┏━━

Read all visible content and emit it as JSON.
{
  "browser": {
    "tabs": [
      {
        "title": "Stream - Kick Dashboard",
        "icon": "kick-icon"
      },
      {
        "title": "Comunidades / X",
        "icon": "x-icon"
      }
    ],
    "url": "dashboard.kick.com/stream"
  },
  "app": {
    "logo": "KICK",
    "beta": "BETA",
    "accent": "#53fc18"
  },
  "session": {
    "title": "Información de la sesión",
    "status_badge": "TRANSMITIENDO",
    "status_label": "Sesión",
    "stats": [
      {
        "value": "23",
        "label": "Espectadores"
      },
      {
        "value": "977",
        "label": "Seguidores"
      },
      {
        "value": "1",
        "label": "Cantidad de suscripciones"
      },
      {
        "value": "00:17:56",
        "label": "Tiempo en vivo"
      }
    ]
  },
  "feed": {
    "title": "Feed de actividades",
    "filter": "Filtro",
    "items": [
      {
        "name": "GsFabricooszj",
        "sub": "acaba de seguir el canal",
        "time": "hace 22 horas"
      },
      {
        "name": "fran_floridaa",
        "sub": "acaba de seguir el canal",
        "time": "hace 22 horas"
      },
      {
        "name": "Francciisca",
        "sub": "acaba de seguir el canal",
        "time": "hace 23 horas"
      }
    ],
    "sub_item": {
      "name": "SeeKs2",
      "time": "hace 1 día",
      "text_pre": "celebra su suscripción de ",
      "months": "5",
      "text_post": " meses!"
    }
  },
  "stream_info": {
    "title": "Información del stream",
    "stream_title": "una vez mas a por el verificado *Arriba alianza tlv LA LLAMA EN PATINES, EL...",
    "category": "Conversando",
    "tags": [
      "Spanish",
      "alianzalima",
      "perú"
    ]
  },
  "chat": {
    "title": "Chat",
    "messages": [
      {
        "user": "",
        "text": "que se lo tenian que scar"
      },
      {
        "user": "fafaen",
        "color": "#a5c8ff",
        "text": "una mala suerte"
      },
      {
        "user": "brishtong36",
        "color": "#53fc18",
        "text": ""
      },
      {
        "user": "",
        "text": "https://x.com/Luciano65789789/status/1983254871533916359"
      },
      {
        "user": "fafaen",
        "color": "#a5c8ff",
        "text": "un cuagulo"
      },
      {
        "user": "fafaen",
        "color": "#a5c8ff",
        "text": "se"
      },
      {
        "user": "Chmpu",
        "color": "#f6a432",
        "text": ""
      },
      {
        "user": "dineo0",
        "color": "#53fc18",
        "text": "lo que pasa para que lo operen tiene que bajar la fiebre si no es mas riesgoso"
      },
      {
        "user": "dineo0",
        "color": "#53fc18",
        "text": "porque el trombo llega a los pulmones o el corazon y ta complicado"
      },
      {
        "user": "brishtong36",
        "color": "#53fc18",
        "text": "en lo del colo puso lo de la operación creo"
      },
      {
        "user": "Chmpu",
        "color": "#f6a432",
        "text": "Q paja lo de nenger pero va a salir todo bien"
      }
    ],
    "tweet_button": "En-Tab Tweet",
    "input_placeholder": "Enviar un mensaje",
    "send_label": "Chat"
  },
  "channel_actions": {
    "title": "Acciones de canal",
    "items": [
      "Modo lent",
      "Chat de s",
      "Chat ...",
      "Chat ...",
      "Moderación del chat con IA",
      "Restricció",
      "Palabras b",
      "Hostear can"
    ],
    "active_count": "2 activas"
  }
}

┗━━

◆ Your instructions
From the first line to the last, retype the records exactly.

◆ Exercise answer
Read all visible content and emit it as JSON.
{
  "browser": {
    "tabs": [
      {
        "title": "Stream - Kick Dashboard",
        "icon": "kick-icon"
      },
      {
        "title": "Comunidades / X",
        "icon": "x-icon"
      }
    ],
    "url": "dashboard.kick.com/stream"
  },
  "app": {
    "logo": "KICK",
    "beta": "BETA",
    "accent": "#53fc18"
  },
  "session": {
    "title": "Información de la sesión",
    "status_badge": "TRANSMITIENDO",
    "status_label": "Sesión",
    "stats": [
      {
        "value": "23",
        "label": "Espectadores"
      },
      {
        "value": "977",
        "label": "Seguidores"
      },
      {
        "value": "1",
        "label": "Cantidad de suscripciones"
      },
      {
        "value": "00:17:56",
        "label": "Tiempo en vivo"
      }
    ]
  },
  "feed": {
    "title": "Feed de actividades",
    "filter": "Filtro",
    "items": [
      {
        "name": "GsFabricooszj",
        "sub": "acaba de seguir el canal",
        "time": "hace 22 horas"
      },
      {
        "name": "fran_floridaa",
        "sub": "acaba de seguir el canal",
        "time": "hace 22 horas"
      },
      {
        "name": "Francciisca",
        "sub": "acaba de seguir el canal",
        "time": "hace 23 horas"
      }
    ],
    "sub_item": {
      "name": "SeeKs2",
      "time": "hace 1 día",
      "text_pre": "celebra su suscripción de ",
      "months": "5",
      "text_post": " meses!"
    }
  },
  "stream_info": {
    "title": "Información del stream",
    "stream_title": "una vez mas a por el verificado *Arriba alianza tlv LA LLAMA EN PATINES, EL...",
    "category": "Conversando",
    "tags": [
      "Spanish",
      "alianzalima",
      "perú"
    ]
  },
  "chat": {
    "title": "Chat",
    "messages": [
      {
        "user": "",
        "text": "que se lo tenian que scar"
      },
      {
        "user": "fafaen",
        "color": "#a5c8ff",
        "text": "una mala suerte"
      },
      {
        "user": "brishtong36",
        "color": "#53fc18",
        "text": ""
      },
      {
        "user": "",
        "text": "https://x.com/Luciano65789789/status/1983254871533916359"
      },
      {
        "user": "fafaen",
        "color": "#a5c8ff",
        "text": "un cuagulo"
      },
      {
        "user": "fafaen",
        "color": "#a5c8ff",
        "text": "se"
      },
      {
        "user": "Chmpu",
        "color": "#f6a432",
        "text": ""
      },
      {
        "user": "dineo0",
        "color": "#53fc18",
        "text": "lo que pasa para que lo operen tiene que bajar la fiebre si no es mas riesgoso"
      },
      {
        "user": "dineo0",
        "color": "#53fc18",
        "text": "porque el trombo llega a los pulmones o el corazon y ta complicado"
      },
      {
        "user": "brishtong36",
        "color": "#53fc18",
        "text": "en lo del colo puso lo de la operación creo"
      },
      {
        "user": "Chmpu",
        "color": "#f6a432",
        "text": "Q paja lo de nenger pero va a salir todo bien"
      }
    ],
    "tweet_button": "En-Tab Tweet",
    "input_placeholder": "Enviar un mensaje",
    "send_label": "Chat"
  },
  "channel_actions": {
    "title": "Acciones de canal",
    "items": [
      "Modo lent",
      "Chat de s",
      "Chat ...",
      "Chat ...",
      "Moderación del chat con IA",
      "Restricció",
      "Palabras b",
      "Hostear can"
    ],
    "active_count": "2 activas"
  }
}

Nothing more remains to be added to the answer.